▶ Description of the task: Your output must match the records exactly, line for line.

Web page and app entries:
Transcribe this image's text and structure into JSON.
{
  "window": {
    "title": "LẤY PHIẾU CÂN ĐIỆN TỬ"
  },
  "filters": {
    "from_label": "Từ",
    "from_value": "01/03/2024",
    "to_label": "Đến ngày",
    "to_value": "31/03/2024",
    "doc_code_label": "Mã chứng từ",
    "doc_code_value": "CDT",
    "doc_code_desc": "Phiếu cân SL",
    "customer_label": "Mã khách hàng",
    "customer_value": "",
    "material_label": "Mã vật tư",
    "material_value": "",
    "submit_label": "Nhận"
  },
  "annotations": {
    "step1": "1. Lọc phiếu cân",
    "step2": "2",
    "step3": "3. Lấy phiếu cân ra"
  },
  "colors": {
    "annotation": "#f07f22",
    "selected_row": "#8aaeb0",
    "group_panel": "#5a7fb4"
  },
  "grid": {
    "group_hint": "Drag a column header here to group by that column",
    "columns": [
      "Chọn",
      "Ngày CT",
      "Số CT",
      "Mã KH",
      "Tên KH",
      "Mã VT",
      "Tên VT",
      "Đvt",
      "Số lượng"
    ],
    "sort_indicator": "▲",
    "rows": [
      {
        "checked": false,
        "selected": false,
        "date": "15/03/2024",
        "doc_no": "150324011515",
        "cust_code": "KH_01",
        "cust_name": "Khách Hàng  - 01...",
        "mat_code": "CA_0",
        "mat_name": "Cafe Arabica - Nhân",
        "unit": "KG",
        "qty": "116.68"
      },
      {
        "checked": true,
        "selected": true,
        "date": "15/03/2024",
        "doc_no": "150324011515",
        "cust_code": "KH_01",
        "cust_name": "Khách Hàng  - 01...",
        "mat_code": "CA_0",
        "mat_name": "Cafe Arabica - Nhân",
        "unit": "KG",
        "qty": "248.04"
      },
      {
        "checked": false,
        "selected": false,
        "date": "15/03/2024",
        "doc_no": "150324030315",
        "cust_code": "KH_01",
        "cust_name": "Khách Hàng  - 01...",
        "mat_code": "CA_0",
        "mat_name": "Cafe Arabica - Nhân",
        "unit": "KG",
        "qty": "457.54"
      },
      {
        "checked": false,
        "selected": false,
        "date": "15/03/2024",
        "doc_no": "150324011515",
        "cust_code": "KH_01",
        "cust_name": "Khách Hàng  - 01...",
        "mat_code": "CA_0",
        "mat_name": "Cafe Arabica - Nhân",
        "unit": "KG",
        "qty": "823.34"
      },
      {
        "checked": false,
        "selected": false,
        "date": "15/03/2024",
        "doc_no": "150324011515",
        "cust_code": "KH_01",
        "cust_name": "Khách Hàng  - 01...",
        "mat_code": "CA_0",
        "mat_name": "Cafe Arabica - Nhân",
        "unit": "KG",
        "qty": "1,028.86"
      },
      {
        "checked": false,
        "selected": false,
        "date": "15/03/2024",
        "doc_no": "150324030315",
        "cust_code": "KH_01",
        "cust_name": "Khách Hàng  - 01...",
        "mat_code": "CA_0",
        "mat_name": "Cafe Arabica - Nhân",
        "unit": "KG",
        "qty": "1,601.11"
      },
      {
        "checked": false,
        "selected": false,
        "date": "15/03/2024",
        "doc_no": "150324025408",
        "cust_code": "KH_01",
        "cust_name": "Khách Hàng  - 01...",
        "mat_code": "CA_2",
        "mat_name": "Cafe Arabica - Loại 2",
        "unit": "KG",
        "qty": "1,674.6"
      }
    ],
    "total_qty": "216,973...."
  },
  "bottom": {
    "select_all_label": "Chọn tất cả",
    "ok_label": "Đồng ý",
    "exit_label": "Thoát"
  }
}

▶ Written response:
Transcribe this image's text and structure into JSON.
{
  "window": {
    "title": "LẤY PHIẾU CÂN ĐIỆN TỬ"
  },
  "filters": {
    "from_label": "Từ",
    "from_value": "01/03/2024",
    "to_label": "Đến ngày",
    "to_value": "31/03/2024",
    "doc_code_label": "Mã chứng từ",
    "doc_code_value": "CDT",
    "doc_code_desc": "Phiếu cân SL",
    "customer_label": "Mã khách hàng",
    "customer_value": "",
    "material_label": "Mã vật tư",
    "material_value": "",
    "submit_label": "Nhận"
  },
  "annotations": {
    "step1": "1. Lọc phiếu cân",
    "step2": "2",
    "step3": "3. Lấy phiếu cân ra"
  },
  "colors": {
    "annotation": "#f07f22",
    "selected_row": "#8aaeb0",
    "group_panel": "#5a7fb4"
  },
  "grid": {
    "group_hint": "Drag a column header here to group by that column",
    "columns": [
      "Chọn",
      "Ngày CT",
      "Số CT",
      "Mã KH",
      "Tên KH",
      "Mã VT",
      "Tên VT",
      "Đvt",
      "Số lượng"
    ],
    "sort_indicator": "▲",
    "rows": [
      {
        "checked": false,
        "selected": false,
        "date": "15/03/2024",
        "doc_no": "150324011515",
        "cust_code": "KH_01",
        "cust_name": "Khách Hàng  - 01...",
        "mat_code": "CA_0",
        "mat_name": "Cafe Arabica - Nhân",
        "unit": "KG",
        "qty": "116.68"
      },
      {
        "checked": true,
        "selected": true,
        "date": "15/03/2024",
        "doc_no": "150324011515",
        "cust_code": "KH_01",
        "cust_name": "Khách Hàng  - 01...",
        "mat_code": "CA_0",
        "mat_name": "Cafe Arabica - Nhân",
        "unit": "KG",
        "qty": "248.04"
      },
      {
        "checked": false,
        "selected": false,
        "date": "15/03/2024",
        "doc_no": "150324030315",
        "cust_code": "KH_01",
        "cust_name": "Khách Hàng  - 01...",
        "mat_code": "CA_0",
        "mat_name": "Cafe Arabica - Nhân",
        "unit": "KG",
        "qty": "457.54"
      },
      {
        "checked": false,
        "selected": false,
        "date": "15/03/2024",
        "doc_no": "150324011515",
        "cust_code": "KH_01",
        "cust_name": "Khách Hàng  - 01...",
        "mat_code": "CA_0",
        "mat_name": "Cafe Arabica - Nhân",
        "unit": "KG",
        "qty": "823.34"
      },
      {
        "checked": false,
        "selected": false,
        "date": "15/03/2024",
        "doc_no": "150324011515",
        "cust_code": "KH_01",
        "cust_name": "Khách Hàng  - 01...",
        "mat_code": "CA_0",
        "mat_name": "Cafe Arabica - Nhân",
        "unit": "KG",
        "qty": "1,028.86"
      },
      {
        "checked": false,
        "selected": false,
        "date": "15/03/2024",
        "doc_no": "150324030315",
        "cust_code": "KH_01",
        "cust_name": "Khách Hàng  - 01...",
        "mat_code": "CA_0",
        "mat_name": "Cafe Arabica - Nhân",
        "unit": "KG",
        "qty": "1,601.11"
      },
      {
        "checked": false,
        "selected": false,
        "date": "15/03/2024",
        "doc_no": "150324025408",
        "cust_code": "KH_01",
        "cust_name": "Khách Hàng  - 01...",
        "mat_code": "CA_2",
        "mat_name": "Cafe Arabica - Loại 2",
        "unit": "KG",
        "qty": "1,674.6"
      }
    ],
    "total_qty": "216,973...."
  },
  "bottom": {
    "select_all_label": "Chọn tất cả",
    "ok_label": "Đồng ý",
    "exit_label": "Thoát"
  }
}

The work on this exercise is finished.